Website and app data records:
^^^^^^^^

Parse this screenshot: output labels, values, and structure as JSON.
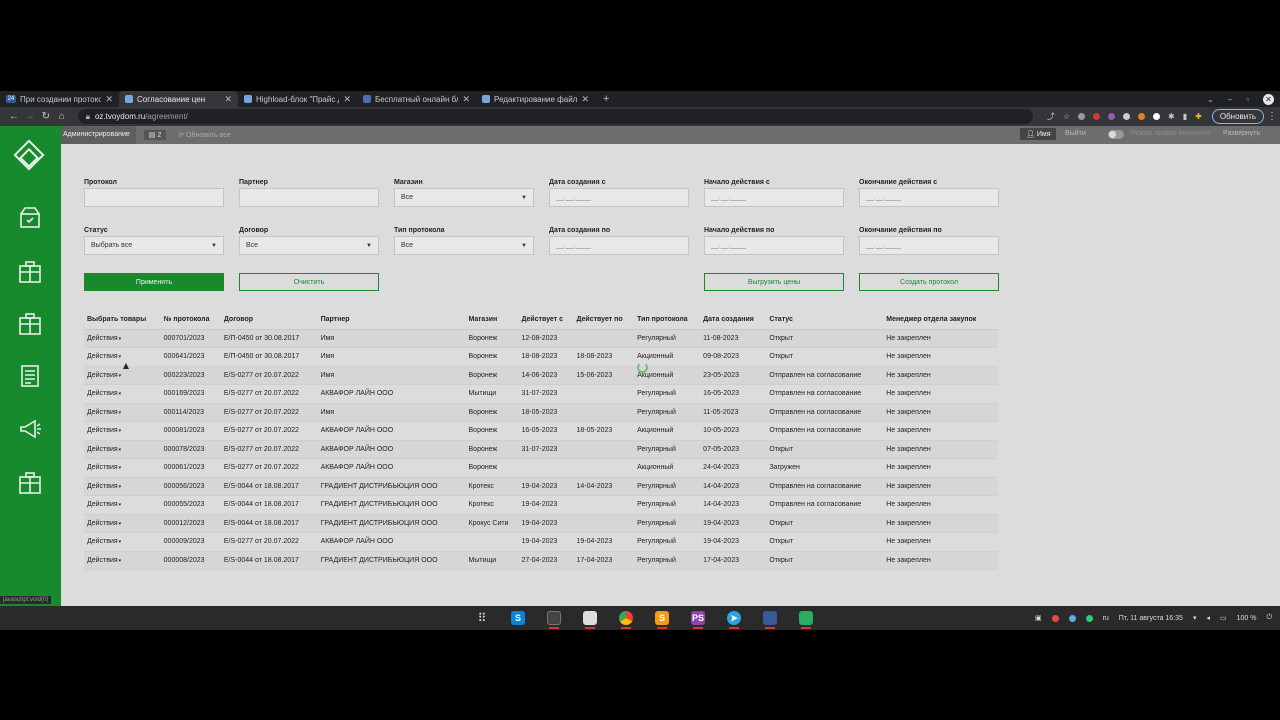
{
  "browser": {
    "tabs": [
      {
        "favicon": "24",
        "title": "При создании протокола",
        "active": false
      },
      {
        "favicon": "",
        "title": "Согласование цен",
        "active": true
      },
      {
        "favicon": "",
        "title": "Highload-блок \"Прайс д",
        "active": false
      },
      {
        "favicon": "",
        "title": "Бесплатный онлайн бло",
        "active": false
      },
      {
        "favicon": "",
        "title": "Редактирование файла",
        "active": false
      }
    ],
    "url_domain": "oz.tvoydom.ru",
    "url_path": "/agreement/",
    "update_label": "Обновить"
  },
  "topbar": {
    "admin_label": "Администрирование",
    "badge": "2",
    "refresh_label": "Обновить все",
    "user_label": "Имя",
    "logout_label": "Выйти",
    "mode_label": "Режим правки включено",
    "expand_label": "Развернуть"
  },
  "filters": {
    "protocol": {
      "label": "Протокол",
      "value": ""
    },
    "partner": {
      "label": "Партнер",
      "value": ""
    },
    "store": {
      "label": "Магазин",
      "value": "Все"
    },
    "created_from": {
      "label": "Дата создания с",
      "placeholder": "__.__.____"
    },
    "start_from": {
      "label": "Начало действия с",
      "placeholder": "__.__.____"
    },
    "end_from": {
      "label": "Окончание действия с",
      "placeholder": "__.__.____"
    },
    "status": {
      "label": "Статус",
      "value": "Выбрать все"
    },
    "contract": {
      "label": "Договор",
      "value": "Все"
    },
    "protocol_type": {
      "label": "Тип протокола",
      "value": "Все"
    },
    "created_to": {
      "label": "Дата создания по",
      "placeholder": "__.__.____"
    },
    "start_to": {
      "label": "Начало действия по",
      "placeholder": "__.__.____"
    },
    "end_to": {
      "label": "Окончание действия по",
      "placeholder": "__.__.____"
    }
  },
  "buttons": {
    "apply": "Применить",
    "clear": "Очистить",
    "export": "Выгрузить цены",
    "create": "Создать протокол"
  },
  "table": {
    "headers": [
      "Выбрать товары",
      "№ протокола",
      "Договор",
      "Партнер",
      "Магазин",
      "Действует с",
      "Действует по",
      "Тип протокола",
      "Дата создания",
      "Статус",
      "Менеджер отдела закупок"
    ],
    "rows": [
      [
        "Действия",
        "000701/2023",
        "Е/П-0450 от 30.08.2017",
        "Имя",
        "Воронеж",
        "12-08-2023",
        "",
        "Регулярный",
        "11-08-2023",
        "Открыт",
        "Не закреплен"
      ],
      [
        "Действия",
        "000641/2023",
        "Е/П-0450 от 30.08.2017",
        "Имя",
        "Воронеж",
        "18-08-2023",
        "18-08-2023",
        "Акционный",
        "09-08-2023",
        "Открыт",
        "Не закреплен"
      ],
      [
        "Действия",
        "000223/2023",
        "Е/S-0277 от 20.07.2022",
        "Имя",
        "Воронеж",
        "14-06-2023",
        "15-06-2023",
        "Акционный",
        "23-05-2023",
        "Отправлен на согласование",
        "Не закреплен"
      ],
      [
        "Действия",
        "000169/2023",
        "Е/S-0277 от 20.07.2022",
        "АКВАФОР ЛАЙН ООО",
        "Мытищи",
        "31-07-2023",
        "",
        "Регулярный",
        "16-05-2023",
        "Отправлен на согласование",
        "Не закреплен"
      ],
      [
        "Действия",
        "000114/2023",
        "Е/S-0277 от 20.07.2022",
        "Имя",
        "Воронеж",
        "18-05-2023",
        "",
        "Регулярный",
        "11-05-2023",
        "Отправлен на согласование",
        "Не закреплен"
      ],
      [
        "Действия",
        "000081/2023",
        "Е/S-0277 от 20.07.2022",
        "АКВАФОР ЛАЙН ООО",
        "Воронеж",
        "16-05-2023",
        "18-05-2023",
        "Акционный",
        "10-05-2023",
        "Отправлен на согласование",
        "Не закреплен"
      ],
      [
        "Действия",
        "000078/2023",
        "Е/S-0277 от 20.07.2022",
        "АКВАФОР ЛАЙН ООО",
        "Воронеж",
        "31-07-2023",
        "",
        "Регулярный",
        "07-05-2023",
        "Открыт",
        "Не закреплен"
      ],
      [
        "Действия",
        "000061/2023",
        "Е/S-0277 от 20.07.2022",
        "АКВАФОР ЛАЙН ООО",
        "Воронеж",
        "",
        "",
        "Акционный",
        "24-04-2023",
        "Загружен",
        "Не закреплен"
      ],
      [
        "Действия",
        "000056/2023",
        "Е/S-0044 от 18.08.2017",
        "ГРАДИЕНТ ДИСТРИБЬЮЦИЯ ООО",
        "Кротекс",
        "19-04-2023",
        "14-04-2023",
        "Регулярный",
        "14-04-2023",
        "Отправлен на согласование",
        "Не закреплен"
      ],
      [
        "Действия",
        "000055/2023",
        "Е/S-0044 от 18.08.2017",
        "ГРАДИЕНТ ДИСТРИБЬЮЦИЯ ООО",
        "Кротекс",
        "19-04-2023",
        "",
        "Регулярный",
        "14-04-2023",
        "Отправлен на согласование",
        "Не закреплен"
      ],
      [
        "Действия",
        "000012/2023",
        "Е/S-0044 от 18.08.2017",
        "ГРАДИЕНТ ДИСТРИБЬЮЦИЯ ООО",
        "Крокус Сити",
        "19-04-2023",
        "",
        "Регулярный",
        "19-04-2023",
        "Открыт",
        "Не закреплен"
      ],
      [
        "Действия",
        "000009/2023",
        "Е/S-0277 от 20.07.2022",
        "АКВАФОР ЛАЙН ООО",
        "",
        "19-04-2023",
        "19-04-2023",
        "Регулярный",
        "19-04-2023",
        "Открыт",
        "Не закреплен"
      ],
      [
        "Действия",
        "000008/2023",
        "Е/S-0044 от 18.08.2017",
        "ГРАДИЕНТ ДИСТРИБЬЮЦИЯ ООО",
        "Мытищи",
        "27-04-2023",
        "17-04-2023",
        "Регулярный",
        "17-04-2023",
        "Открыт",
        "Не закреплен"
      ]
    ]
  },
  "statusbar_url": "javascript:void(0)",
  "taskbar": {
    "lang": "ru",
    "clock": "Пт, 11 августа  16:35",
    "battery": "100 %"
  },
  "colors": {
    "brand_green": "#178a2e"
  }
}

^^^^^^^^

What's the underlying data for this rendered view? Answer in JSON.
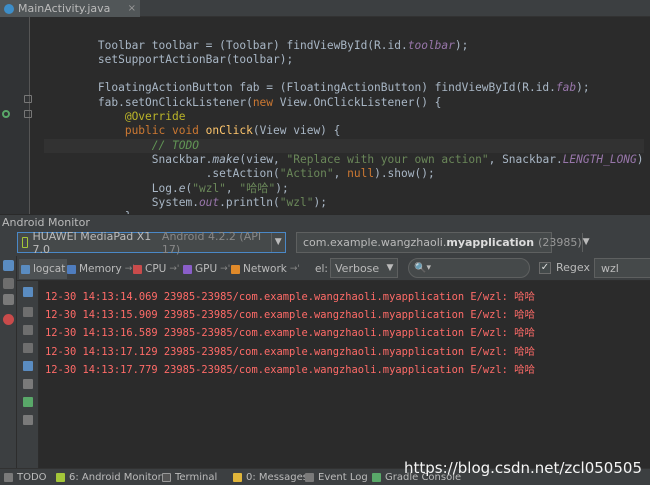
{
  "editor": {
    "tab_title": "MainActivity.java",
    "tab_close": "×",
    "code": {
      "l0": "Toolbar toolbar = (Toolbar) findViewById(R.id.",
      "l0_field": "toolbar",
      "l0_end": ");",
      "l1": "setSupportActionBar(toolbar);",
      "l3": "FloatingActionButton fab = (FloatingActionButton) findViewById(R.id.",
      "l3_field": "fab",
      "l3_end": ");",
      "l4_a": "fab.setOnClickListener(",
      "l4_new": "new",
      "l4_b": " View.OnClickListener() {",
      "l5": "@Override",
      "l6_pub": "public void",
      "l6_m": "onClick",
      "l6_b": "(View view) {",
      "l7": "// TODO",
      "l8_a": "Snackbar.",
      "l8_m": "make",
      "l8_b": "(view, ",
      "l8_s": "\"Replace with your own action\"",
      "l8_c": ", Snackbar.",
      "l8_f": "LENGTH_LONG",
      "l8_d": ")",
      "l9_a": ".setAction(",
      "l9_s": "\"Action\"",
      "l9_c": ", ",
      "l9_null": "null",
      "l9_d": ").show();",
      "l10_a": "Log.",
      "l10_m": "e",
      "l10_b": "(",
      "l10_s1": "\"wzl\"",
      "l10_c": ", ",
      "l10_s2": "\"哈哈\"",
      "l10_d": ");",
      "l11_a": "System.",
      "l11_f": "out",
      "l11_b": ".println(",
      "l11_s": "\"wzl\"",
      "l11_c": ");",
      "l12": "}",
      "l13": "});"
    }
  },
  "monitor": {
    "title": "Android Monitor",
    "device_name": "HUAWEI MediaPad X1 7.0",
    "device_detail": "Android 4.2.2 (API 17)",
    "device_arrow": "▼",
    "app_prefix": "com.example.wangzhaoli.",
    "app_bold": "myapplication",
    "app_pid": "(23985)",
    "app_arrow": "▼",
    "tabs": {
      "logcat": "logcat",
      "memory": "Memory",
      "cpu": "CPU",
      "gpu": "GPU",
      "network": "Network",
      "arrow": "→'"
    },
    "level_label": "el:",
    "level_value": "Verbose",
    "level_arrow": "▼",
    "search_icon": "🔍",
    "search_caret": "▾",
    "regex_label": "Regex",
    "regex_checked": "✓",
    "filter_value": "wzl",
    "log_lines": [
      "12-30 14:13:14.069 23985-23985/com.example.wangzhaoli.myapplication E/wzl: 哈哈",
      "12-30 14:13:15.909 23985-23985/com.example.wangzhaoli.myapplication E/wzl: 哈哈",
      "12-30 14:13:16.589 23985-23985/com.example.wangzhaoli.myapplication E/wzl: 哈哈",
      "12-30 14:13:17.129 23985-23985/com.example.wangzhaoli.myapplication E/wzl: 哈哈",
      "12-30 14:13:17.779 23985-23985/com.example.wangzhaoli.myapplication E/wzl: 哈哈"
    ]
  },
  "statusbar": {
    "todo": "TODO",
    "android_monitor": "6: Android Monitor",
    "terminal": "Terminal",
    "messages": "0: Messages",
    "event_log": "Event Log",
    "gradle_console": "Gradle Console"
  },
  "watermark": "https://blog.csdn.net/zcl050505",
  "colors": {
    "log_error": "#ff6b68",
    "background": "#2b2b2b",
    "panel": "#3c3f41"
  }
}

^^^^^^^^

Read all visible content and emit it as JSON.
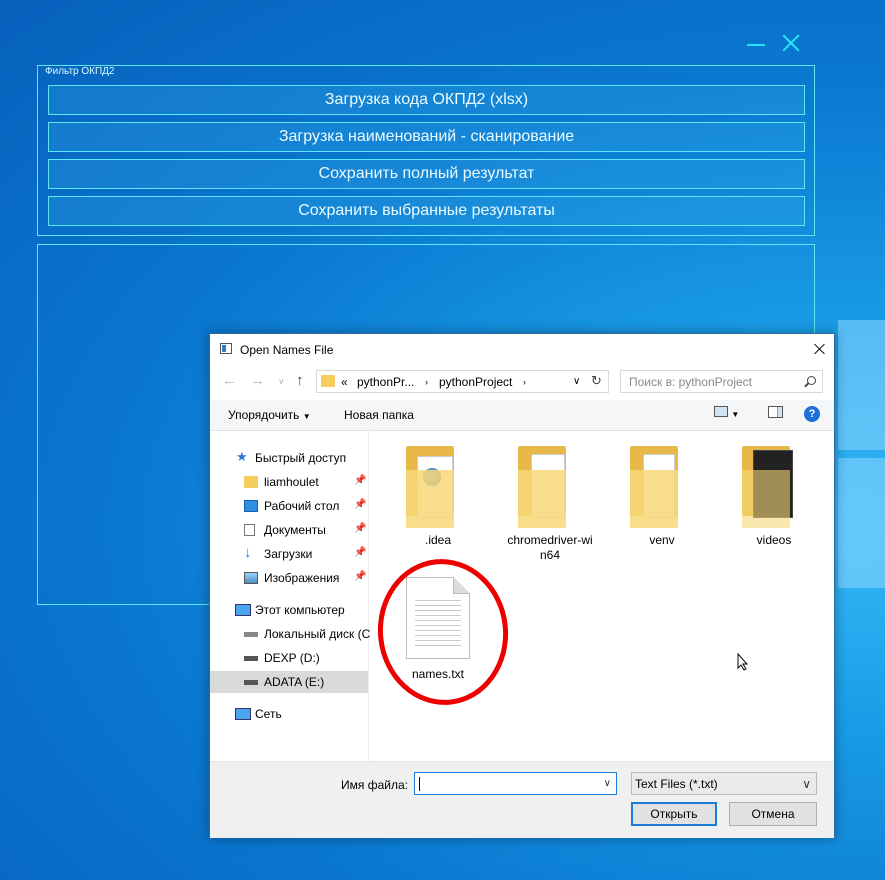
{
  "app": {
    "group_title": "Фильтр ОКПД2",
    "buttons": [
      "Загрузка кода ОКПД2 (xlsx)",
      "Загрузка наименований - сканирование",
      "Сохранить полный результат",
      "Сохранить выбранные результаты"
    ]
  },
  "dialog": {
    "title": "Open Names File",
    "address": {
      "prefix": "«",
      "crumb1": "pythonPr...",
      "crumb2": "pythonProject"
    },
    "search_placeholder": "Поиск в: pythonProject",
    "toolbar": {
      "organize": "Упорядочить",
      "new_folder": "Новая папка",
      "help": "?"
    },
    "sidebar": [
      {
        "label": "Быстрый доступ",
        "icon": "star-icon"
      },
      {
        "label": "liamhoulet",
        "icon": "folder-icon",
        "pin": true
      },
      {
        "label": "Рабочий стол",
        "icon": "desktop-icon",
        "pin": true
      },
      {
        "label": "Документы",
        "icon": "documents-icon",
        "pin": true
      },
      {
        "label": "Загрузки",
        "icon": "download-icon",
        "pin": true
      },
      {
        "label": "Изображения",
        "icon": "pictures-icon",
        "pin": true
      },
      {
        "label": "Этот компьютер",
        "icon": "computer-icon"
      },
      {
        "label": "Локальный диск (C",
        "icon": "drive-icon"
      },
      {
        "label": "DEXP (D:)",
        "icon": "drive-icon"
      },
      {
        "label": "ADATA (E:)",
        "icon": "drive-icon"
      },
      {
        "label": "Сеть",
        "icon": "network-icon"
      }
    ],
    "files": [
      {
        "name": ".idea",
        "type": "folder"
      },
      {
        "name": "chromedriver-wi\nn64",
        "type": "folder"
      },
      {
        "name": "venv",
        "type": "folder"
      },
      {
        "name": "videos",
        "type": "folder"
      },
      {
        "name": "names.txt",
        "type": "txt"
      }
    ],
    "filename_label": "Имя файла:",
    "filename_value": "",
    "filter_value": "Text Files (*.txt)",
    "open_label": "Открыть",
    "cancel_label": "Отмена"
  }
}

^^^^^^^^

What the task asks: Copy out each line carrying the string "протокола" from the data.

Exercise answer:
        "title": "При создании протокола",
      "label": "Тип протокола",
      "№ протокола",
      "Тип протокола",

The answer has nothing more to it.